Which lines of the data below contain "true"? Please show them all.

= = = =

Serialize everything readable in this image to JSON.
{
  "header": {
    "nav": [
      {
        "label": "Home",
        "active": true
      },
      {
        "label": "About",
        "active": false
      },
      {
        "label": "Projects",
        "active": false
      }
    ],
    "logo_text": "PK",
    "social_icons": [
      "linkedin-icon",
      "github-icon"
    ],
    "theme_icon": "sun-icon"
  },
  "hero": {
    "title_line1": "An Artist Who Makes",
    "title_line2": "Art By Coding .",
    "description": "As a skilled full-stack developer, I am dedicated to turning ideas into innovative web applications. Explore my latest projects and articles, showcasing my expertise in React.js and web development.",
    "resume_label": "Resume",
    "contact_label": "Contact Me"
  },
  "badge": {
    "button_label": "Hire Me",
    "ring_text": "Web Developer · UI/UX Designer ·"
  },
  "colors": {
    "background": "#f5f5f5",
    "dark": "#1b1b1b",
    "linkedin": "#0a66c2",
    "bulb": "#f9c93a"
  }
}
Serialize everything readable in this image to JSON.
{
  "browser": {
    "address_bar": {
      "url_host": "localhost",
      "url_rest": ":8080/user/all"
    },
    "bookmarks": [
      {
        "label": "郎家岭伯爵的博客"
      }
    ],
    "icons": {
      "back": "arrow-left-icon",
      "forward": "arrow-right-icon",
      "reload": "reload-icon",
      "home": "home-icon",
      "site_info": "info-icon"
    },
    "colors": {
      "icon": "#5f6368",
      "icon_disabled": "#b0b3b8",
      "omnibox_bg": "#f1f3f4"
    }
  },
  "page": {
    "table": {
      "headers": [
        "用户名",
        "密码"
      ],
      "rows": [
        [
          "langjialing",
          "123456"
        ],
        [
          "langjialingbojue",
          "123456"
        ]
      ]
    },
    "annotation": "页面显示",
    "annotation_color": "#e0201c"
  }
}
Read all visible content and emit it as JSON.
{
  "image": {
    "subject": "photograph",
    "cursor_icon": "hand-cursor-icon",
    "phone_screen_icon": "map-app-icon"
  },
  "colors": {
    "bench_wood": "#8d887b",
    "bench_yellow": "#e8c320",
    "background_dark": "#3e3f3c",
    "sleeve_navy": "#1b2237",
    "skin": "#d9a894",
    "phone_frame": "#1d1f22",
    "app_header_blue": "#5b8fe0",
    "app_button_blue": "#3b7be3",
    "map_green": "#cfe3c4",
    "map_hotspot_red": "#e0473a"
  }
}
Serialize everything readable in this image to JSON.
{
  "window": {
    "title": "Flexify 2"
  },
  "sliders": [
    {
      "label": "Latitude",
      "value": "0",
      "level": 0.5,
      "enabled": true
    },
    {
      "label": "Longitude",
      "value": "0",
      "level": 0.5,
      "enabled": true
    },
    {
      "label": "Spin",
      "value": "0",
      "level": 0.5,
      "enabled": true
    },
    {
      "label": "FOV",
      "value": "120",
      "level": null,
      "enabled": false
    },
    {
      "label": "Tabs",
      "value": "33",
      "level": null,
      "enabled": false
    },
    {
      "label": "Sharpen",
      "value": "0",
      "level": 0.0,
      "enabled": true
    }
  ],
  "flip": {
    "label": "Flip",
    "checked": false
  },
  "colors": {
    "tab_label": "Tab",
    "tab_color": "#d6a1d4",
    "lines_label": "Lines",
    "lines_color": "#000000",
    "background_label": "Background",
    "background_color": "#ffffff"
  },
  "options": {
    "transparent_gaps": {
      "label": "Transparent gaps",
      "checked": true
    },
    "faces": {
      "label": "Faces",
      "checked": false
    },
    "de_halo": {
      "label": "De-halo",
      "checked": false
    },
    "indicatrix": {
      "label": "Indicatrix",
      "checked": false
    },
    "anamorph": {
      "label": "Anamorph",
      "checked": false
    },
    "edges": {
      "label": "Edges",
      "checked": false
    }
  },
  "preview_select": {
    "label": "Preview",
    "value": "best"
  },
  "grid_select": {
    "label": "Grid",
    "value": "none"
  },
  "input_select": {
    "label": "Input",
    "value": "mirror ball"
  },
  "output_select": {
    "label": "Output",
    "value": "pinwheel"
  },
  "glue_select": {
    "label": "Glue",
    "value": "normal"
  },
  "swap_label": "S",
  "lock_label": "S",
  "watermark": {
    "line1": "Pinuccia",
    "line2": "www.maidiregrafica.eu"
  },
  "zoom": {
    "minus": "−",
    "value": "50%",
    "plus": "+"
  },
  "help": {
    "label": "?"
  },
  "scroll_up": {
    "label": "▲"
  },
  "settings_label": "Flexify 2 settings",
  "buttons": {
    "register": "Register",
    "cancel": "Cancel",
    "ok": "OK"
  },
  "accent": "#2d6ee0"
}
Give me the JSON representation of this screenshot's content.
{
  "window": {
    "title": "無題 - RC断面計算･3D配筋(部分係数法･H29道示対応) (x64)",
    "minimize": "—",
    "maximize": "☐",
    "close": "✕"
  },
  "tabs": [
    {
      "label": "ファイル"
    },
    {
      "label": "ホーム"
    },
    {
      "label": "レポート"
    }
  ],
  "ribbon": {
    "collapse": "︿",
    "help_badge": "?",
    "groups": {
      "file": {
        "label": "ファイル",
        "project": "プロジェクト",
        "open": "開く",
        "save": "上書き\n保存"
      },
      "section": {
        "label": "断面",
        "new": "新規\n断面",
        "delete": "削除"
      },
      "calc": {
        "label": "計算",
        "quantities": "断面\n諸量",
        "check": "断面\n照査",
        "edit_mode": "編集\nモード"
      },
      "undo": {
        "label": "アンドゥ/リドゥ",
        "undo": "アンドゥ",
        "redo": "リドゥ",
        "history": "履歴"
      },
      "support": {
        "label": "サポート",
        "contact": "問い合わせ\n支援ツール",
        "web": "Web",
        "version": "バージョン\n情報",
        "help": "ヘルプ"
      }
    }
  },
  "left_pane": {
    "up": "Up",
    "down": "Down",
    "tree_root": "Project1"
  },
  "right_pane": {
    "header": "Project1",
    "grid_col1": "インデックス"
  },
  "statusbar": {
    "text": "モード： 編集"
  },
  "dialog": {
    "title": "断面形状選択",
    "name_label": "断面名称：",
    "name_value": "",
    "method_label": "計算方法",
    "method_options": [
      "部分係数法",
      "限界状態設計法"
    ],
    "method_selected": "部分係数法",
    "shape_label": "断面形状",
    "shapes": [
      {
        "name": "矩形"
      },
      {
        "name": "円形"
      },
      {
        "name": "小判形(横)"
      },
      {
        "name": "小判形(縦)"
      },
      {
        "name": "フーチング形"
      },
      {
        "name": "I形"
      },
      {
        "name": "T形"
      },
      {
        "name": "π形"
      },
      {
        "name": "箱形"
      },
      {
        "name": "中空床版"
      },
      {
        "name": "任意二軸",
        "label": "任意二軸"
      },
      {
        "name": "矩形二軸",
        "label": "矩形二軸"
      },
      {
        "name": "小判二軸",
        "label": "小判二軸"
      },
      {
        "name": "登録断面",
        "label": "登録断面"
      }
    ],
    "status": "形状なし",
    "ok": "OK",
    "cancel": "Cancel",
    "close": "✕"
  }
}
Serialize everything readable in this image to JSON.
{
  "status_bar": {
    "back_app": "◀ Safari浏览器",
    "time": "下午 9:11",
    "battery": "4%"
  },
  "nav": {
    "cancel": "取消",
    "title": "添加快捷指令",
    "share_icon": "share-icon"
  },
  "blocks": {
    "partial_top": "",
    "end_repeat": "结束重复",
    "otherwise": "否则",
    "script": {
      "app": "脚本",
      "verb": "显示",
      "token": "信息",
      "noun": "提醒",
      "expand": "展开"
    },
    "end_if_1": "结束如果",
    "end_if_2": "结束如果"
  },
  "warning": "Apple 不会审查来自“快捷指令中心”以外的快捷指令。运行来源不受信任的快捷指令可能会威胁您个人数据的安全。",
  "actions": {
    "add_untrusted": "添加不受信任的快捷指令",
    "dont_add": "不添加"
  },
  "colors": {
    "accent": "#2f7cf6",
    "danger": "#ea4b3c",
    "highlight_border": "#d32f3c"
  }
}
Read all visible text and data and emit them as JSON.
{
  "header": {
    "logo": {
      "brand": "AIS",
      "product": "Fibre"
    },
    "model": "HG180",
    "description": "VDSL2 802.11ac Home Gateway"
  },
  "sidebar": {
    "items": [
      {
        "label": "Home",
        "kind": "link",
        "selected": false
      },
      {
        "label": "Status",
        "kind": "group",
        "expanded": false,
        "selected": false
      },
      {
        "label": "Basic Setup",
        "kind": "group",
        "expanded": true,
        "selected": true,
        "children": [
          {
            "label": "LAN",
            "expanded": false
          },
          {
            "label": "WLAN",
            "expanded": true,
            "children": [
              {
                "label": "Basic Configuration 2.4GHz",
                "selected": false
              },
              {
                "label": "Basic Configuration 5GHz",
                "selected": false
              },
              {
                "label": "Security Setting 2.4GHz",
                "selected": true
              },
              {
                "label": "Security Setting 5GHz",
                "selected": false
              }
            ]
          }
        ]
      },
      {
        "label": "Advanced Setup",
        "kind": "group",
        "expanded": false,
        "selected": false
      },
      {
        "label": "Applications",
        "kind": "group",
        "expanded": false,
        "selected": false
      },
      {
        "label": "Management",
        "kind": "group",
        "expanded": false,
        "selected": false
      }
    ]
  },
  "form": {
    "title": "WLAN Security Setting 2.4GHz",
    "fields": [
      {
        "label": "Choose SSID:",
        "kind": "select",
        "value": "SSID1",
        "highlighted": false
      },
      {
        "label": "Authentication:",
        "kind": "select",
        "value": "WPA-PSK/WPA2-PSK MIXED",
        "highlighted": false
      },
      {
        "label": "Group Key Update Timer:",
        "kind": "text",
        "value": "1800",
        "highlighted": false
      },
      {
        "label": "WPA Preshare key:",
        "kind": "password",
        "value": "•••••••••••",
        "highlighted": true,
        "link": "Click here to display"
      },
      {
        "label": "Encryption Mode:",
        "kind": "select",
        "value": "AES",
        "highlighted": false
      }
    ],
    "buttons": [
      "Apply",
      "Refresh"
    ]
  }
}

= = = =

→ TASK ANSWER:
        "active": true
      "enabled": true
      "enabled": true
      "enabled": true
      "enabled": true
      "checked": true
        "expanded": true,
        "selected": true,
            "expanded": true,
                "selected": true
        "highlighted": true,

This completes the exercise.